(3) the employee's duties and obligations to the employer. Misconduct also includes negligent conduct by an employee demonstrating a substantial lack of concern for the employment. Inefficiency, inadvertence, simple un-satisfactory conduct, or poor performance as a result of inability or incapacity are not misconduct.

Minn. Stat. § 268.09, subd. 12 (Supp. 1997). "[T]he disqualification provisions of the unemployment compensation statute must be narrowly construed." Prickett v. Circuit Science, Inc., 518 N.W.2d 602, 604 (Minn. 1994).

The commissioner's representative stated:

We are not convinced that the claimant could not get to work because of transportation problems. The evidence indicates that the claimant did not wish to continue working at the Virginia Office and she did not wish to relieve the receptionist for lunch on Wednesdays.

The commissioner's representative found Maki's behavior to be misconduct because she refused her employer's reasonable request. Generally, if an employer's request is reasonable, the employee's refusal to comply with the request constitutes misconduct. Soussi v. Blue & White Serv. Corp., 498 N.W.2d 316, 318 (Minn. App. 1993). The burden is on the employer to prove by the greater weight of the evidence that the employee committed disqualifying misconduct. Ress, 448 N.W.2d at 523.

Maki contends that there is no evidence that she refused to comply with her employer's reasonable request to cover the receptionist's desk on Wednesdays. We agree. After Maki was given this additional responsibility, she never refused to cover the receptionist's desk. There is no evidence that Maki's failure to cover on September 3 was without her employer's consent. On September 10, Maki did not cover because the entire staff was away from the office. On September 17, Maki covered the receptionist desk. On September 24, Maki did not work because she called in sick, and there is no finding that she was not sick. There is no evidence that Maki refused to cover the desk on Wednesday, October 1. Maki was told on Tuesday, September 30, that she would either have to work in Virginia on Wednesdays or resign. When she refused to resign, she was fired. But she did not say that she would not work in Virginia the next day, and she obviously could not have failed to work in Virginia on Wednesday, October 1, when she was fired on Tuesday, September 30.

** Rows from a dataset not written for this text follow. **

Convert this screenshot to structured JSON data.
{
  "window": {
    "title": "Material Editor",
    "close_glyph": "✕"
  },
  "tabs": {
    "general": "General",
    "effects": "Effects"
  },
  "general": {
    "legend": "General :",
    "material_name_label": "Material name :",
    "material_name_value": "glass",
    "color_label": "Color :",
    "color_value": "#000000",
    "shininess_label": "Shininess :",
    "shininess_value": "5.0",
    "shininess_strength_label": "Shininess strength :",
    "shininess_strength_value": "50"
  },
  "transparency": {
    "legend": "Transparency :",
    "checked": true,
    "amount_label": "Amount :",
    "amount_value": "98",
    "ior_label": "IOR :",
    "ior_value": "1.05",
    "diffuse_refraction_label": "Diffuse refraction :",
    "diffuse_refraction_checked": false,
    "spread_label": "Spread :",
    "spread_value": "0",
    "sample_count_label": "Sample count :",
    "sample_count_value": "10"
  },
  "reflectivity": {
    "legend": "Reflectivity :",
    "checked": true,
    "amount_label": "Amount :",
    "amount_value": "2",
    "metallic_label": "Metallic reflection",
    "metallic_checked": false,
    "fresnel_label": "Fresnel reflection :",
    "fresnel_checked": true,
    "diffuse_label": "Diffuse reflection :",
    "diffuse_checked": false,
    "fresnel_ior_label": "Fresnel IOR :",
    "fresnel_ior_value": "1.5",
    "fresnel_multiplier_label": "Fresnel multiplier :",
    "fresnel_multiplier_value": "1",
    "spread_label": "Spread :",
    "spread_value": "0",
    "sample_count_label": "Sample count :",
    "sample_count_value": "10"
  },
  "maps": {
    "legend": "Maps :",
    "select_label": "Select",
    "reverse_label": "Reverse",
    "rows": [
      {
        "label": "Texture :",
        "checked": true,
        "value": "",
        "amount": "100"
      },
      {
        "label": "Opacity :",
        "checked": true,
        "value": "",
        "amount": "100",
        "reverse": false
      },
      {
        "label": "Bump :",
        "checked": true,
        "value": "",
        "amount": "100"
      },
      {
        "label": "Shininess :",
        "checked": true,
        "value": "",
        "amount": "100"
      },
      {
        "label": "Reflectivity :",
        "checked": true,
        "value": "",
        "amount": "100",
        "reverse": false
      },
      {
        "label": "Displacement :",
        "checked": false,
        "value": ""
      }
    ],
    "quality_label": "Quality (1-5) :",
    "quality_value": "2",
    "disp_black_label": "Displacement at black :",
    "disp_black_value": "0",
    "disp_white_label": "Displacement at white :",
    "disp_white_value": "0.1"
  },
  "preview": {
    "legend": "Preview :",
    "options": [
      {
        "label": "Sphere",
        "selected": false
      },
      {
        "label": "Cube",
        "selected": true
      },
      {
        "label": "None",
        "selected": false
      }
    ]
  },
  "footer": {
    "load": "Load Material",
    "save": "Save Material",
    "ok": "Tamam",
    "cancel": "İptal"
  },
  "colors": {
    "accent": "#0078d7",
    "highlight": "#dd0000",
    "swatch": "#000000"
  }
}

Even if the commissioner's representative's finding that Maki did not want to work Wednesdays in Virginia is correct, her discussion with Dr. Holbeck about this matter did not constitute intentional misconduct under the statute. Stating that you do not like to perform a task is not refusing to perform the task. Maki was fired before she actually refused her employer's request.

In addition, when an employee has no notice that certain conduct violates an employer's policy, the conduct cannot be characterized as intentional misconduct. Riley v. Transport Corp. of America, 462 N.W.2d 604, 608 (Minn. App. 1990). Maki had no notice that her attempt to make alternative work arrangements on Wednesdays violated any policy of her employer. Maki stated that switching assignments with coworkers was standard procedure. The only evidence of a policy prohibiting employees from trading work assignments came from Holbeck when he fired Maki, telling her that she could not make her own schedule.

Maki's conduct did not rise to the level of intentional misconduct.